    Sonja Kohn never had trouble reaching Bernie Madoff, whether by phone or in person. “I would always put her in to Bernie, because he always wanted to talk to her,” recalls Eleanor Squillari, Madoff’s personal secretary for 20 years. When Kohn ventured from Europe to visit Bernard L. Madoff Investment Securities, a warm welcome always awaited her at his 19th-floor office in the high-rise known as the Lipstick Building on Manhattan’s East Side.
  • Disclose No Evil

    In a much-watched Wall Street ritual, Warren Buffett will release his yearly letter to shareholders of Berkshire Hathaway this weekend, marking the informal kickoff of annual-report season.
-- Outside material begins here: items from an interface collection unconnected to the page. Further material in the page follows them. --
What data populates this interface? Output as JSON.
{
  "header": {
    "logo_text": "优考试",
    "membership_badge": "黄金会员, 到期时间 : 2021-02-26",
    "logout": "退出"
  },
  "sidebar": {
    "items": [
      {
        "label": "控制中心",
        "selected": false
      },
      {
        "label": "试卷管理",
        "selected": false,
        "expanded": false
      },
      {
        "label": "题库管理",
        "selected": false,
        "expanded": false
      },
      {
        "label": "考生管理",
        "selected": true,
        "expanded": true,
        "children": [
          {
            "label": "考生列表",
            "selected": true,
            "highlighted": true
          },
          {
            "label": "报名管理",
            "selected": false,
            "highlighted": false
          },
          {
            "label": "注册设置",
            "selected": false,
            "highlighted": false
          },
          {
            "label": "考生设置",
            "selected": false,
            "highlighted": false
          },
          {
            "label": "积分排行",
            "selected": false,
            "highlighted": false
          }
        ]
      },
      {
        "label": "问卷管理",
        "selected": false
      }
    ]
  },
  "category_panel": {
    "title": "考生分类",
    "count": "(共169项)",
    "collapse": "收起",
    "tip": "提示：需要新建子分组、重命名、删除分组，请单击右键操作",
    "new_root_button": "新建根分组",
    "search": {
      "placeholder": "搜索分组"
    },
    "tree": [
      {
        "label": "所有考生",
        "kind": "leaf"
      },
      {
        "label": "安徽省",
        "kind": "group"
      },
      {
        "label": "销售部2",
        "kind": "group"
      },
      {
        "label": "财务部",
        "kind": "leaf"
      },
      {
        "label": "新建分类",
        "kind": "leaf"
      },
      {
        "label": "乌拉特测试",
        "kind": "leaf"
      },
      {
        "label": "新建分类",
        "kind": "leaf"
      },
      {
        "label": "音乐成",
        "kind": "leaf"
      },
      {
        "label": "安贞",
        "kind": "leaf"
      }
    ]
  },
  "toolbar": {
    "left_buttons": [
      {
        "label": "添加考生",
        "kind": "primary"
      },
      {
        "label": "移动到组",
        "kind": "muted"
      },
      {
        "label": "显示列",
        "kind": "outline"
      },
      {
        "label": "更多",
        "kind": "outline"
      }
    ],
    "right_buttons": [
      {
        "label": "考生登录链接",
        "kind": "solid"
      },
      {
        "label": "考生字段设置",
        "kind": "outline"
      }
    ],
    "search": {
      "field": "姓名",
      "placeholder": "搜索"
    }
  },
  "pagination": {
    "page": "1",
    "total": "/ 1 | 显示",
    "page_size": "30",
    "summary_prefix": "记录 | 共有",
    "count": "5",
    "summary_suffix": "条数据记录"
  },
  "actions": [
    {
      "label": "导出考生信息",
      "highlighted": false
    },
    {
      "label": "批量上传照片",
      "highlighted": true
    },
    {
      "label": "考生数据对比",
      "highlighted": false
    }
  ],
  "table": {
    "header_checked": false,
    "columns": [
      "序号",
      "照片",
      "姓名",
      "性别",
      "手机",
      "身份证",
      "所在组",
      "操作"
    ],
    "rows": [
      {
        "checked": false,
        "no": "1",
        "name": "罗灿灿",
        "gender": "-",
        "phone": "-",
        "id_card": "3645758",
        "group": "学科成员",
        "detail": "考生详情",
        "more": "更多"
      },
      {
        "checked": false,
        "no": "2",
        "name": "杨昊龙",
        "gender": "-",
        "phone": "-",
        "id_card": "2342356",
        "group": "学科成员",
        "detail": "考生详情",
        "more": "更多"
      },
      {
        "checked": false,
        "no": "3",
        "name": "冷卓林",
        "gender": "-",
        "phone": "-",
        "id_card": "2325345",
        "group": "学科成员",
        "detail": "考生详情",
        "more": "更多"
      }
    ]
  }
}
The task shouldn’t be hard: Berkshire stock returned 21.4 percent in 2010. Other letter-writers aren’t so fortunate, such as BP CEO Bob Dudley, who will have to explain away the Gulf of Mexico oil disaster. NEWSWEEK turned to annual-report consultants for suggestions on spinning some of the thorniest corporate issues.